**Task details:** Find the line that contains "Parse this screenshot: output"; please output it and each line after it, exactly as shown, up to the end of the entries below, skipping pictures.

[Dataset rows for apps and sites]
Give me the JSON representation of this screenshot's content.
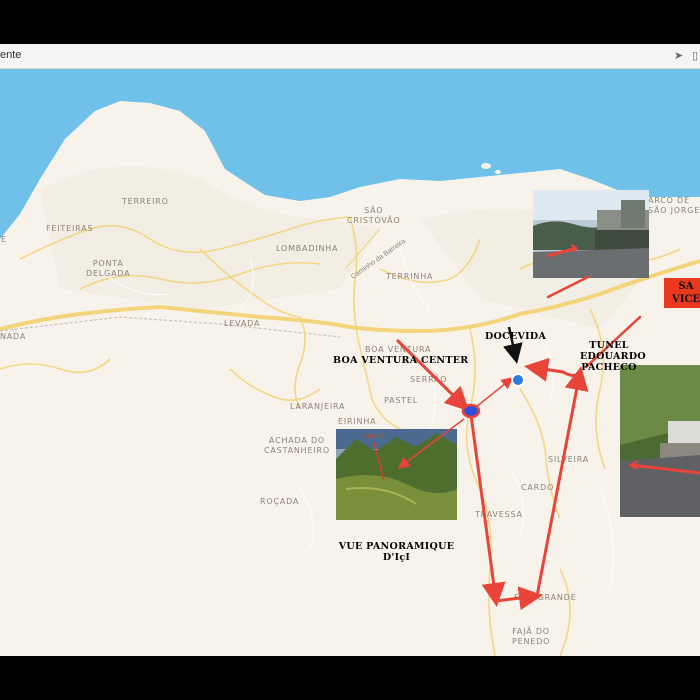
{
  "window": {
    "title": "ente"
  },
  "colors": {
    "sea": "#6fc1e9",
    "land": "#f8f3ea",
    "road": "#f3d47a",
    "route": "#e8443a",
    "marker": "#2f7be4"
  },
  "places": {
    "terreiro": "TERREIRO",
    "feiteiras": "FEITEIRAS",
    "ponta_delgada": "PONTA\nDELGADA",
    "lombadinha": "LOMBADINHA",
    "sao_cristovao": "SÃO\nCRISTÓVÃO",
    "terrinha": "TERRINHA",
    "levada": "LEVADA",
    "boa_ventura": "BOA VENTURA",
    "serrao": "SERRÃO",
    "pastel": "PASTEL",
    "laranjeira": "LARANJEIRA",
    "eirinha": "EIRINHA",
    "achada": "ACHADA DO\nCASTANHEIRO",
    "rocada": "ROÇADA",
    "silveira": "SILVEIRA",
    "cardo": "CARDO",
    "travessa": "TRAVESSA",
    "faja_grande": "FAJÃ GRANDE",
    "faja_penedo": "FAJÃ DO\nPENEDO",
    "arco": "ARCO DE\nSÃO JORGE",
    "left_frag": "E",
    "left_frag2": "NADA",
    "road_name": "Caminho da Barreira"
  },
  "annotations": {
    "boa_ventura_center": "BOA VENTURA CENTER",
    "docevida": "DOCEVIDA",
    "tunel": "TUNEL\nEDOUARDO\nPACHECO",
    "vue": "VUE PANORAMIQUE\nD'IçI",
    "sao_vicente": "SA\nVICE"
  }
}
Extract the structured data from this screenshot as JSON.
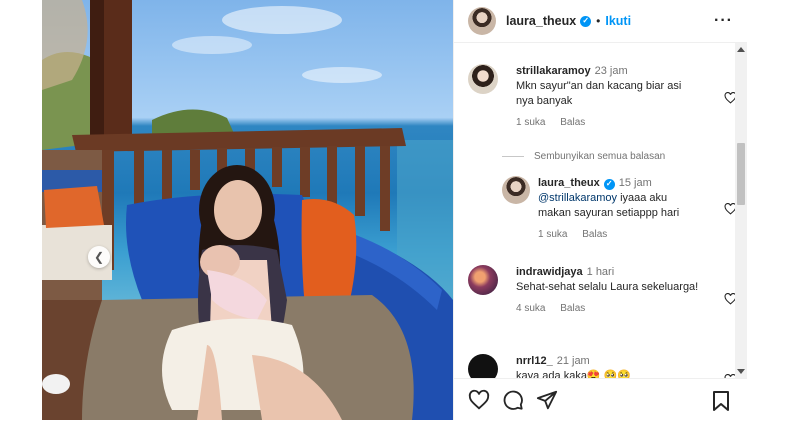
{
  "post": {
    "username": "laura_theux",
    "separator": "•",
    "follow_label": "Ikuti",
    "more_icon": "more-options-icon"
  },
  "comments": [
    {
      "username": "strillakaramoy",
      "time": "23 jam",
      "text": "Mkn sayur\"an dan kacang biar asi nya banyak",
      "likes": "1 suka",
      "reply_label": "Balas"
    },
    {
      "toggle_label": "Sembunyikan semua balasan"
    },
    {
      "username": "laura_theux",
      "time": "15 jam",
      "mention": "@strillakaramoy",
      "text": " iyaaa aku makan sayuran setiappp hari",
      "likes": "1 suka",
      "reply_label": "Balas"
    },
    {
      "username": "indrawidjaya",
      "time": "1 hari",
      "text": "Sehat-sehat selalu Laura sekeluarga!",
      "likes": "4 suka",
      "reply_label": "Balas"
    },
    {
      "username": "nrrl12_",
      "time": "21 jam",
      "text": "kaya ada kaka😍 🥺🥺"
    }
  ],
  "icons": [
    "heart-icon",
    "comment-icon",
    "share-icon",
    "bookmark-icon",
    "chevron-left-icon"
  ],
  "colors": {
    "link": "#0095f6",
    "muted": "#737373",
    "text": "#262626"
  }
}
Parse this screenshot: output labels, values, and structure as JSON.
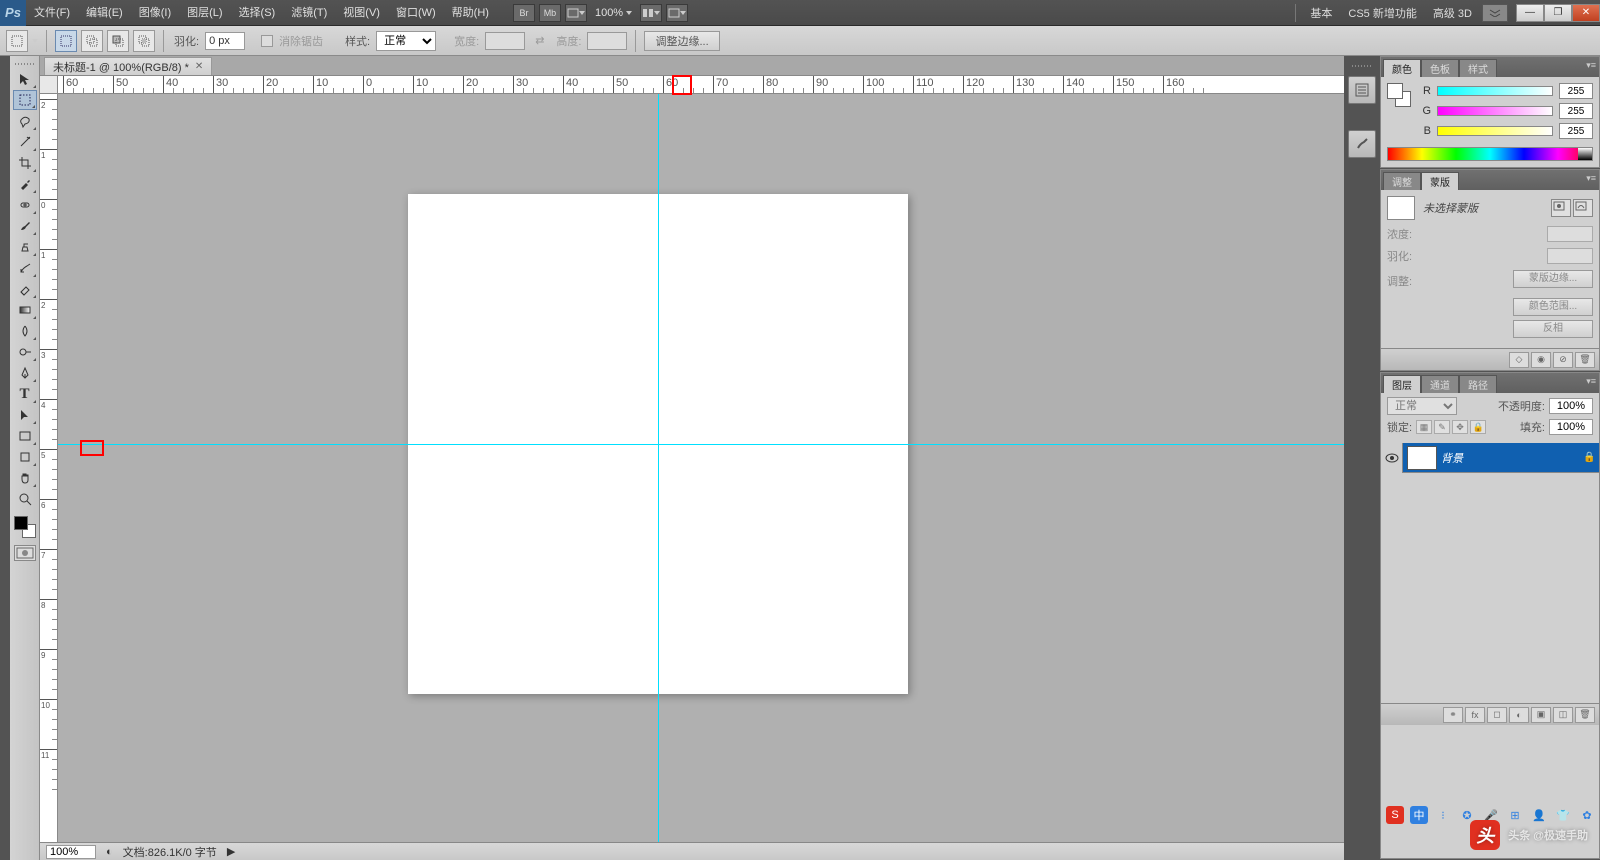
{
  "app": {
    "logo": "Ps"
  },
  "menubar": {
    "items": [
      "文件(F)",
      "编辑(E)",
      "图像(I)",
      "图层(L)",
      "选择(S)",
      "滤镜(T)",
      "视图(V)",
      "窗口(W)",
      "帮助(H)"
    ],
    "mini": [
      "Br",
      "Mb"
    ],
    "zoom": "100%",
    "workspace": [
      "基本",
      "CS5 新增功能",
      "高级 3D"
    ]
  },
  "optionsbar": {
    "feather_label": "羽化:",
    "feather_value": "0 px",
    "antialias": "消除锯齿",
    "style_label": "样式:",
    "style_value": "正常",
    "width_label": "宽度:",
    "height_label": "高度:",
    "refine": "调整边缘..."
  },
  "document": {
    "tab_title": "未标题-1 @ 100%(RGB/8) *"
  },
  "status": {
    "zoom": "100%",
    "info": "文档:826.1K/0 字节"
  },
  "panels": {
    "color": {
      "tabs": [
        "颜色",
        "色板",
        "样式"
      ],
      "r_label": "R",
      "g_label": "G",
      "b_label": "B",
      "r": "255",
      "g": "255",
      "b": "255"
    },
    "mask": {
      "tabs": [
        "调整",
        "蒙版"
      ],
      "empty": "未选择蒙版",
      "density": "浓度:",
      "feather": "羽化:",
      "adjust": "调整:",
      "btn_edge": "蒙版边缘...",
      "btn_range": "颜色范围...",
      "btn_invert": "反相"
    },
    "layers": {
      "tabs": [
        "图层",
        "通道",
        "路径"
      ],
      "blend": "正常",
      "opacity_label": "不透明度:",
      "opacity": "100%",
      "lock_label": "锁定:",
      "fill_label": "填充:",
      "fill": "100%",
      "layer_name": "背景"
    }
  },
  "watermark": {
    "logo": "头",
    "text": "头条 @极速手助"
  }
}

**Task answer:**
Parse this screenshot: output labels, values, and structure as JSON.
{
  "app": {
    "logo": "Ps"
  },
  "menubar": {
    "items": [
      "文件(F)",
      "编辑(E)",
      "图像(I)",
      "图层(L)",
      "选择(S)",
      "滤镜(T)",
      "视图(V)",
      "窗口(W)",
      "帮助(H)"
    ],
    "mini": [
      "Br",
      "Mb"
    ],
    "zoom": "100%",
    "workspace": [
      "基本",
      "CS5 新增功能",
      "高级 3D"
    ]
  },
  "optionsbar": {
    "feather_label": "羽化:",
    "feather_value": "0 px",
    "antialias": "消除锯齿",
    "style_label": "样式:",
    "style_value": "正常",
    "width_label": "宽度:",
    "height_label": "高度:",
    "refine": "调整边缘..."
  },
  "document": {
    "tab_title": "未标题-1 @ 100%(RGB/8) *"
  },
  "status": {
    "zoom": "100%",
    "info": "文档:826.1K/0 字节"
  },
  "panels": {
    "color": {
      "tabs": [
        "颜色",
        "色板",
        "样式"
      ],
      "r_label": "R",
      "g_label": "G",
      "b_label": "B",
      "r": "255",
      "g": "255",
      "b": "255"
    },
    "mask": {
      "tabs": [
        "调整",
        "蒙版"
      ],
      "empty": "未选择蒙版",
      "density": "浓度:",
      "feather": "羽化:",
      "adjust": "调整:",
      "btn_edge": "蒙版边缘...",
      "btn_range": "颜色范围...",
      "btn_invert": "反相"
    },
    "layers": {
      "tabs": [
        "图层",
        "通道",
        "路径"
      ],
      "blend": "正常",
      "opacity_label": "不透明度:",
      "opacity": "100%",
      "lock_label": "锁定:",
      "fill_label": "填充:",
      "fill": "100%",
      "layer_name": "背景"
    }
  },
  "watermark": {
    "logo": "头",
    "text": "头条 @极速手助"
  }
}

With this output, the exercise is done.